▶ What is required:
I need every line of the material below that includes the string "SupportDesk".

__________

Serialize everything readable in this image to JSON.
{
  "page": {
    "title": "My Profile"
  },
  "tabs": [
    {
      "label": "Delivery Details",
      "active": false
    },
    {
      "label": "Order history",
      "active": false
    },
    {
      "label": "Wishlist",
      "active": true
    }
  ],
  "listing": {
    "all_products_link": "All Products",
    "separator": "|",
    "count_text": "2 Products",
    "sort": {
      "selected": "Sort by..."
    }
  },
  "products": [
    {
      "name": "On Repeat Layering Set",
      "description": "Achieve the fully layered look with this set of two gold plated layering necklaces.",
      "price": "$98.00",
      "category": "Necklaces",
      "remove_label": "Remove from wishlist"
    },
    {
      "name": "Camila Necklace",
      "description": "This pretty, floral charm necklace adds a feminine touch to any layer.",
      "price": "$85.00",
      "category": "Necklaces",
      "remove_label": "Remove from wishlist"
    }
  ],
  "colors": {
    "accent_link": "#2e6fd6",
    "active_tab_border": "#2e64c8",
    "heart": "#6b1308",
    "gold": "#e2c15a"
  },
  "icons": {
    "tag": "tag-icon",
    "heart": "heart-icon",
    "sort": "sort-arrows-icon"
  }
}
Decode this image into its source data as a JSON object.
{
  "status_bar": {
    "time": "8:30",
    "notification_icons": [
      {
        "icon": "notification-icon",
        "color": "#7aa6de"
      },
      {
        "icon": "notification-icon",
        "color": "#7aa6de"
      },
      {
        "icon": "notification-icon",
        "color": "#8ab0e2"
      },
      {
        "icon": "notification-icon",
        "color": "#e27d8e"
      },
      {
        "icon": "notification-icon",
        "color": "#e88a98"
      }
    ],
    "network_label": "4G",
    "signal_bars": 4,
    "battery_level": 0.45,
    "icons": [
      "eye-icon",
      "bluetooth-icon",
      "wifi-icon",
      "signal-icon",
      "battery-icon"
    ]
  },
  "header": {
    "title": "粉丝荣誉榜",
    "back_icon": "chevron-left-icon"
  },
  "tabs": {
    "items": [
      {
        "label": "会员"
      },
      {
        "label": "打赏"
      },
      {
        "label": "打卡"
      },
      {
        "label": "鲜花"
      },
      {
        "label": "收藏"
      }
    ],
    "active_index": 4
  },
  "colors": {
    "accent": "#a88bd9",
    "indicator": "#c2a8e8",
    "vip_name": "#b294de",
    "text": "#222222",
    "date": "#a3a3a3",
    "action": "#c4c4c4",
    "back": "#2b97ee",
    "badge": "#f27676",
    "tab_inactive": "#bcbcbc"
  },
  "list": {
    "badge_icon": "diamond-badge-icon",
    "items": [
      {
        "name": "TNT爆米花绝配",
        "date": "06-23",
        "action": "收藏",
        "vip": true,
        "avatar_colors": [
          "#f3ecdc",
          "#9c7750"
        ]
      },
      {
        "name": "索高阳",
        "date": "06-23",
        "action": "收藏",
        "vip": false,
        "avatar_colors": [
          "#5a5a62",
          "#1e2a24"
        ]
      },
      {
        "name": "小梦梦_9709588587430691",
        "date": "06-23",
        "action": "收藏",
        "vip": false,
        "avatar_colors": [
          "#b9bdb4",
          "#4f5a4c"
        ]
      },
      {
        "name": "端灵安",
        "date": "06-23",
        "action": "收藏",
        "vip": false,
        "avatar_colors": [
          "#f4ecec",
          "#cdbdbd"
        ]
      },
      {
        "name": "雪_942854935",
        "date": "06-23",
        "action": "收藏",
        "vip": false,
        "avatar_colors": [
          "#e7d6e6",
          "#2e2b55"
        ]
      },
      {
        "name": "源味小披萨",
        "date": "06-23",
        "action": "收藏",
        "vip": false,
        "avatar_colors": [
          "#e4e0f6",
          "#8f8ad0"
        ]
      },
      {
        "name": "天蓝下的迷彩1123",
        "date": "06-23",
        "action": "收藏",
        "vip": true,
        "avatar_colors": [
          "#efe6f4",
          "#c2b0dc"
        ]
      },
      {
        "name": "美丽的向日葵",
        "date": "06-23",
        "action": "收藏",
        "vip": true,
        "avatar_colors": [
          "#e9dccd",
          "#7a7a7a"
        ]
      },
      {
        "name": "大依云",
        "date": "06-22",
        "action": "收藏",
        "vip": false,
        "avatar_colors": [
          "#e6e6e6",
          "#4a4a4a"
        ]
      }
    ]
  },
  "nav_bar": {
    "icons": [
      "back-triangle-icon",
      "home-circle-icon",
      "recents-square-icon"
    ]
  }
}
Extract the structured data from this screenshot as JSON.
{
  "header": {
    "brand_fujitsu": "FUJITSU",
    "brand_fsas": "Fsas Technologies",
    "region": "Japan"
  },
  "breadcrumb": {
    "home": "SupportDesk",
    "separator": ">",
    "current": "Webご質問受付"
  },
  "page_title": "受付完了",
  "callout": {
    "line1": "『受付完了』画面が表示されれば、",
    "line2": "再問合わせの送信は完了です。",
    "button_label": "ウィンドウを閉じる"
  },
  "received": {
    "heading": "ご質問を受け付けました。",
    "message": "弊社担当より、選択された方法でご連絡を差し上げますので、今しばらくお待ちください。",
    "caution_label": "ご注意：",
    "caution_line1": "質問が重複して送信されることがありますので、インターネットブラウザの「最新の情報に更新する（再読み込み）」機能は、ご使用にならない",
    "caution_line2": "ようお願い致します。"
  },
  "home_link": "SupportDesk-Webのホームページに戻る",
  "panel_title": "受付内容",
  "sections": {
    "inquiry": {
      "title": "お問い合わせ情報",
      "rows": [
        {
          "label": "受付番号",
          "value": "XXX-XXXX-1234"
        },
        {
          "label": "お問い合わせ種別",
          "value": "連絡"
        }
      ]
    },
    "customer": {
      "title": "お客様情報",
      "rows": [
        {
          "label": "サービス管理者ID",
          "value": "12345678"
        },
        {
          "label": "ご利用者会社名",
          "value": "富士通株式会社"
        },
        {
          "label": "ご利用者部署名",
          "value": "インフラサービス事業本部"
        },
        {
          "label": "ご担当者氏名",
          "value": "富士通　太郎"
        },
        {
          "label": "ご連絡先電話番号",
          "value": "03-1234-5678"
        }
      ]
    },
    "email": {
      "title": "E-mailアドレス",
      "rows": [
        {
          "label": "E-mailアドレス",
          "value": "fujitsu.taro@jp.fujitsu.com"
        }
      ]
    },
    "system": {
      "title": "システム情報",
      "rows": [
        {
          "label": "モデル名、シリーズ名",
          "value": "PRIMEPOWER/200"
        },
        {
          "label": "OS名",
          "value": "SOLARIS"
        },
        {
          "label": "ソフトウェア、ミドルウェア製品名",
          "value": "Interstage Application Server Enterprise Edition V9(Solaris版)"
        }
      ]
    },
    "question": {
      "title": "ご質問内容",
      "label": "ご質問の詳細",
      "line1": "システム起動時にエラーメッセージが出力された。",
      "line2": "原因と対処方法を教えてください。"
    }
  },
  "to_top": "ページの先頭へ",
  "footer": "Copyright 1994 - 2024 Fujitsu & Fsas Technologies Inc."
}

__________

▶ Result for this exercise:
    "home": "SupportDesk",
  "home_link": "SupportDesk-Webのホームページに戻る",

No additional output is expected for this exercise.